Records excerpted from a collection
-- Opening Marker --

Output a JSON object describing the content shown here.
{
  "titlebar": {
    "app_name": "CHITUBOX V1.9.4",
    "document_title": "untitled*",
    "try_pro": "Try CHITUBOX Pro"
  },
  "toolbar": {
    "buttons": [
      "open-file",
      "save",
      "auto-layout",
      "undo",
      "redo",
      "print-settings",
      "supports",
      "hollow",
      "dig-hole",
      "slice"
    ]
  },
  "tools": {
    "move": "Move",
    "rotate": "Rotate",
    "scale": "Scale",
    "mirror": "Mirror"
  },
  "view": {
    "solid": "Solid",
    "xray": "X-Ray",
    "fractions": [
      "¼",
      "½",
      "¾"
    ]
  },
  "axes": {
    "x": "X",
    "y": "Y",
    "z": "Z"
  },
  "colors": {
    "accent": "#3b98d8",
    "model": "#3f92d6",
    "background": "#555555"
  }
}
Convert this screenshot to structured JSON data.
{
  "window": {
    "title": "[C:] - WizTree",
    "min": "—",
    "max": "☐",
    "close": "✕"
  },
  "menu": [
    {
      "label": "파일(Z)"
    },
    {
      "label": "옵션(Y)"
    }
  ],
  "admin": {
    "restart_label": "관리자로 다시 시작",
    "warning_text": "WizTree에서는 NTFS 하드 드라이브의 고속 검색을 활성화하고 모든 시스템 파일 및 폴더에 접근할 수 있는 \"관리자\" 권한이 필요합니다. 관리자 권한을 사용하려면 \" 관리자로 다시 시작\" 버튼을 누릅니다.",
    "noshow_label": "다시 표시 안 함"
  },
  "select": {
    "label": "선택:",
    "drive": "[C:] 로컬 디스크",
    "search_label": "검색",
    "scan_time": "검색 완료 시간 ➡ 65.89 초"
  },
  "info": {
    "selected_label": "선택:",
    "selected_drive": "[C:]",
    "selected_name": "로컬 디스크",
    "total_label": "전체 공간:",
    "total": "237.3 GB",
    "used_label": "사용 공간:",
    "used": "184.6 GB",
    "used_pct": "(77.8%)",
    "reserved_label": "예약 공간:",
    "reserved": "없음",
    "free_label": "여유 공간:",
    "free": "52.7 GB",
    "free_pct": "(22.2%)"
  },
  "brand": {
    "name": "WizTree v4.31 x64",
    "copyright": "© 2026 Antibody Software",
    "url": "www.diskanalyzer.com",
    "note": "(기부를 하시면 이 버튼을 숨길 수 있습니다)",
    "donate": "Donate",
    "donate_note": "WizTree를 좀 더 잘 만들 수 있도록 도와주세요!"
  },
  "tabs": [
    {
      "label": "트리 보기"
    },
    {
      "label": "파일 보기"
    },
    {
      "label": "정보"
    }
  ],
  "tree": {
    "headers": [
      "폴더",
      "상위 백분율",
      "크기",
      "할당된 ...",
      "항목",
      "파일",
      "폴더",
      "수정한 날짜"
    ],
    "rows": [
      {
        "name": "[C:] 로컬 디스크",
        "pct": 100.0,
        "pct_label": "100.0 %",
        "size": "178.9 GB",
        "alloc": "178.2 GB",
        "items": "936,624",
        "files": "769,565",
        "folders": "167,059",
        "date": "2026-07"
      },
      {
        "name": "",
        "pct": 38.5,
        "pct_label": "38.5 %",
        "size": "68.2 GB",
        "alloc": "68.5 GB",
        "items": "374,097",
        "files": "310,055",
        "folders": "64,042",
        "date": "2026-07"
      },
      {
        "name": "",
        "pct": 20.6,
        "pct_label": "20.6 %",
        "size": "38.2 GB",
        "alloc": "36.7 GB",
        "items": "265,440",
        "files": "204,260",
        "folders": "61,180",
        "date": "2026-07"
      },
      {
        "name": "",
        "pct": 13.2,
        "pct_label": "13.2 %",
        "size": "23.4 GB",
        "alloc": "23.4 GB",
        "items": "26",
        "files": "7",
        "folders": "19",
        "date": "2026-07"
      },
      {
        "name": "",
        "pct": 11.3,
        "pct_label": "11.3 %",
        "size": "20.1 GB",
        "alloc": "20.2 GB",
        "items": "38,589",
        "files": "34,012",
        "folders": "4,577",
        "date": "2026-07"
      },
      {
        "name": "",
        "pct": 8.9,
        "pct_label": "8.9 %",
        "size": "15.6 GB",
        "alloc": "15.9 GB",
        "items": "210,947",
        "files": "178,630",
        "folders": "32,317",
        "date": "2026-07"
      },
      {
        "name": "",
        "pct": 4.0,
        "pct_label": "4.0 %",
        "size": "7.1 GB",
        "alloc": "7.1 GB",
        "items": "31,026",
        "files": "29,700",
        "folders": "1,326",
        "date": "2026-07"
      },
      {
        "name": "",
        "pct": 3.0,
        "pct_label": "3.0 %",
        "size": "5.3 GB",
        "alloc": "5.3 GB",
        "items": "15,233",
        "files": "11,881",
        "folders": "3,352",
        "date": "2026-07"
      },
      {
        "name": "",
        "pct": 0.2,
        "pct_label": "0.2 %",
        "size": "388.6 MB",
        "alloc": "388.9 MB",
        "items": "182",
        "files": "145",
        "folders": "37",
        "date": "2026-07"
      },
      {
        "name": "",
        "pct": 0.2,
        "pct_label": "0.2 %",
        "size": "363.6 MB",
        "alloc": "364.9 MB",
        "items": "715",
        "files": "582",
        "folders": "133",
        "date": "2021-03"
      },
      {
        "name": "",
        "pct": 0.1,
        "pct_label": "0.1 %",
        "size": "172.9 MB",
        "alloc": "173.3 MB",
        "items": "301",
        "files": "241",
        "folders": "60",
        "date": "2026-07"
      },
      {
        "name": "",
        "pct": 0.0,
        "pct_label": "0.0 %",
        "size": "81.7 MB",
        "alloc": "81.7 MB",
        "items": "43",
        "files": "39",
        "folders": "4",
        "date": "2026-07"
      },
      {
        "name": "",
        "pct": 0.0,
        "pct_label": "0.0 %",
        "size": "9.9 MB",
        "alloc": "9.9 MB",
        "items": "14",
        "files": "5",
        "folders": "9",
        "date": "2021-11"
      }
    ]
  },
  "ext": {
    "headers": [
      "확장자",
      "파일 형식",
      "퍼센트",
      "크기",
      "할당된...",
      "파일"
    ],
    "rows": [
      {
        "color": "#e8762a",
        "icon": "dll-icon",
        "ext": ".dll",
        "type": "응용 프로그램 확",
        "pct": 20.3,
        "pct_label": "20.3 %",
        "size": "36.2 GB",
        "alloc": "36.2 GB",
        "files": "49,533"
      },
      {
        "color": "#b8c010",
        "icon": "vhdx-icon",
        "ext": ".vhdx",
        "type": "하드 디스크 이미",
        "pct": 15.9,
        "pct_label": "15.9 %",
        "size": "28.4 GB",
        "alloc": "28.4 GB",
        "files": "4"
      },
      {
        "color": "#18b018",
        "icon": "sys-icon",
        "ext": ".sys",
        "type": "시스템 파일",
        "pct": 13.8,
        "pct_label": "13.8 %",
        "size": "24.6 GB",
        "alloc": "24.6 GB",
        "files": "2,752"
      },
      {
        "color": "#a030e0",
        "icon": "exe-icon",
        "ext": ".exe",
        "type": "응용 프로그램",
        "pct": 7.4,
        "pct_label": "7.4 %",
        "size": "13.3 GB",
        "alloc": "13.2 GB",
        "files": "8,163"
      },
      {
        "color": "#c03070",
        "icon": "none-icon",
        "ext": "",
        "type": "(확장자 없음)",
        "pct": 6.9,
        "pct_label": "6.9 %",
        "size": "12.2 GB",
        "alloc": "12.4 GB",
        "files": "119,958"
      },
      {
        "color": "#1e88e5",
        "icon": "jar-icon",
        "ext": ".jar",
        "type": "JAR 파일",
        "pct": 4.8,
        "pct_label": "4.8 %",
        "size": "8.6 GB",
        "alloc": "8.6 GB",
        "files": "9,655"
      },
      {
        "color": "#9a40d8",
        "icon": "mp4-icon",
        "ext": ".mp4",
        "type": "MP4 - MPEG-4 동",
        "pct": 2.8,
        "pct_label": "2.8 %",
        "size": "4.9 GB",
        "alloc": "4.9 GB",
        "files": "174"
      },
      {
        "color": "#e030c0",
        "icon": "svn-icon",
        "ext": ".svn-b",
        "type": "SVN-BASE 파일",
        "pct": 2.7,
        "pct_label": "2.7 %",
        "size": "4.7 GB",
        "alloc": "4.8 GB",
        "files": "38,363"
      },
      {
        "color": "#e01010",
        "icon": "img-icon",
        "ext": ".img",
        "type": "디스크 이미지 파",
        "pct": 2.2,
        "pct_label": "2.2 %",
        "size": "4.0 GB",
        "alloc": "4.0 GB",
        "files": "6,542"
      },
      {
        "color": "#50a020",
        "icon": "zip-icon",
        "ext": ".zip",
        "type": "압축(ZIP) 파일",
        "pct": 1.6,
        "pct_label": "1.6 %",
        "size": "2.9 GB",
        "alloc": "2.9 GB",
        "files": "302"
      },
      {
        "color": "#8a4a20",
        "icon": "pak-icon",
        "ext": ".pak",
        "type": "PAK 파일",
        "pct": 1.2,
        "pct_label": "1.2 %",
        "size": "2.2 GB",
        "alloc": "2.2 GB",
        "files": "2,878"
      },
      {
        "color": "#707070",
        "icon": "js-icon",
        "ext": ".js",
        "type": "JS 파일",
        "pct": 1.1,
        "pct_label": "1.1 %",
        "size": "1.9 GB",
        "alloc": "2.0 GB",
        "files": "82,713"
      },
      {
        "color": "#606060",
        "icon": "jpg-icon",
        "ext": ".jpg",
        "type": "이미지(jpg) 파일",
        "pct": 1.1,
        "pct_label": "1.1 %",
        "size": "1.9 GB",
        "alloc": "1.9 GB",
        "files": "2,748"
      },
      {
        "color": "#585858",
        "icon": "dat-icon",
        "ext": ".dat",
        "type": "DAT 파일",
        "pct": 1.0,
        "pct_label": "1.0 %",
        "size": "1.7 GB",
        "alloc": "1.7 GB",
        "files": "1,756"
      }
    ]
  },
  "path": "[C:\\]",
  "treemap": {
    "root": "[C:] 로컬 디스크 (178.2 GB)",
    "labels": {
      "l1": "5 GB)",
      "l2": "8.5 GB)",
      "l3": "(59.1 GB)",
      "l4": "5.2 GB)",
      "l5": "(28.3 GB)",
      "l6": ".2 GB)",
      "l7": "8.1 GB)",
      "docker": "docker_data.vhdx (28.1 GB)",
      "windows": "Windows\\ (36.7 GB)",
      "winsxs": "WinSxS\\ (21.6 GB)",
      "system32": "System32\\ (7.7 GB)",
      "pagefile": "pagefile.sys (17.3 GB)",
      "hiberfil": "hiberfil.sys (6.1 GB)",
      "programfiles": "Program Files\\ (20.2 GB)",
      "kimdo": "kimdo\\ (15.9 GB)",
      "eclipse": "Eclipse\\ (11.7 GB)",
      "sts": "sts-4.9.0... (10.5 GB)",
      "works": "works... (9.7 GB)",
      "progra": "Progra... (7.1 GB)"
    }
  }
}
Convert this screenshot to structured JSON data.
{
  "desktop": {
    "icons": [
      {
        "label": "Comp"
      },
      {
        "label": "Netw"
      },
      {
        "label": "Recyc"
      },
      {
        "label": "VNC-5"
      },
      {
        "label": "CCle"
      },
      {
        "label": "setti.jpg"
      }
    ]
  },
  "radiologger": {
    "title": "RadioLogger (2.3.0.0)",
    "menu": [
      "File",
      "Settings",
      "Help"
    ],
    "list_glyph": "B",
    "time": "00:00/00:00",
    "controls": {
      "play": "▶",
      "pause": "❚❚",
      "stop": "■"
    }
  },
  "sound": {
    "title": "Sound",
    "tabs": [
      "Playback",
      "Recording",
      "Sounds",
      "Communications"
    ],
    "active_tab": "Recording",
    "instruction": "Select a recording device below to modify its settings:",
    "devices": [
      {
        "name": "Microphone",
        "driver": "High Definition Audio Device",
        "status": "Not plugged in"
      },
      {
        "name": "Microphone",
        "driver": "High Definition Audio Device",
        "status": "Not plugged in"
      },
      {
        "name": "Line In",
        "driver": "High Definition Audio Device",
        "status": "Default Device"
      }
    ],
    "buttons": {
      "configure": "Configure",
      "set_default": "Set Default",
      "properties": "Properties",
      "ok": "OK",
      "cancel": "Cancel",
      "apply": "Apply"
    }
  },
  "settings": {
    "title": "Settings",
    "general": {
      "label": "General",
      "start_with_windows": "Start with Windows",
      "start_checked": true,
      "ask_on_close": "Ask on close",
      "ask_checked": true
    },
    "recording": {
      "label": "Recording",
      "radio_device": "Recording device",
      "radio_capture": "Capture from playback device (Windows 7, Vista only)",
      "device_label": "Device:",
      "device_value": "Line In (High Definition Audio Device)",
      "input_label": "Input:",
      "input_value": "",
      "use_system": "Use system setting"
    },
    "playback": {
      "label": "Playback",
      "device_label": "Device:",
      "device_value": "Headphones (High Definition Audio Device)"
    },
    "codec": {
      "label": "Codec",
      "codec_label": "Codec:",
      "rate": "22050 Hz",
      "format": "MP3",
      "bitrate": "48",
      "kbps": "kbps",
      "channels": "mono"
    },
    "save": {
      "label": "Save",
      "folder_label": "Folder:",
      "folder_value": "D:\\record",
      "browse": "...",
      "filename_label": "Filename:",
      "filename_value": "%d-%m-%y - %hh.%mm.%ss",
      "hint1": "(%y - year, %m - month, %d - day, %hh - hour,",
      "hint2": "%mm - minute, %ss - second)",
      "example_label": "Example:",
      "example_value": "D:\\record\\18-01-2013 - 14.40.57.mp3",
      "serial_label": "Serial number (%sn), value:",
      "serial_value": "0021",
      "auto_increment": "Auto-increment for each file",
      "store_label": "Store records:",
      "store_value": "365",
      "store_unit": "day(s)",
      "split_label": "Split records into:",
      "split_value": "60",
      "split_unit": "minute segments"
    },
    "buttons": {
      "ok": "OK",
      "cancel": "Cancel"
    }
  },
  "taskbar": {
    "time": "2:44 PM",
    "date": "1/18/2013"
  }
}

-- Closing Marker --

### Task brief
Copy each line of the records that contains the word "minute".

### Exercise solution
      "hint2": "%mm - minute, %ss - second)",
      "split_unit": "minute segments"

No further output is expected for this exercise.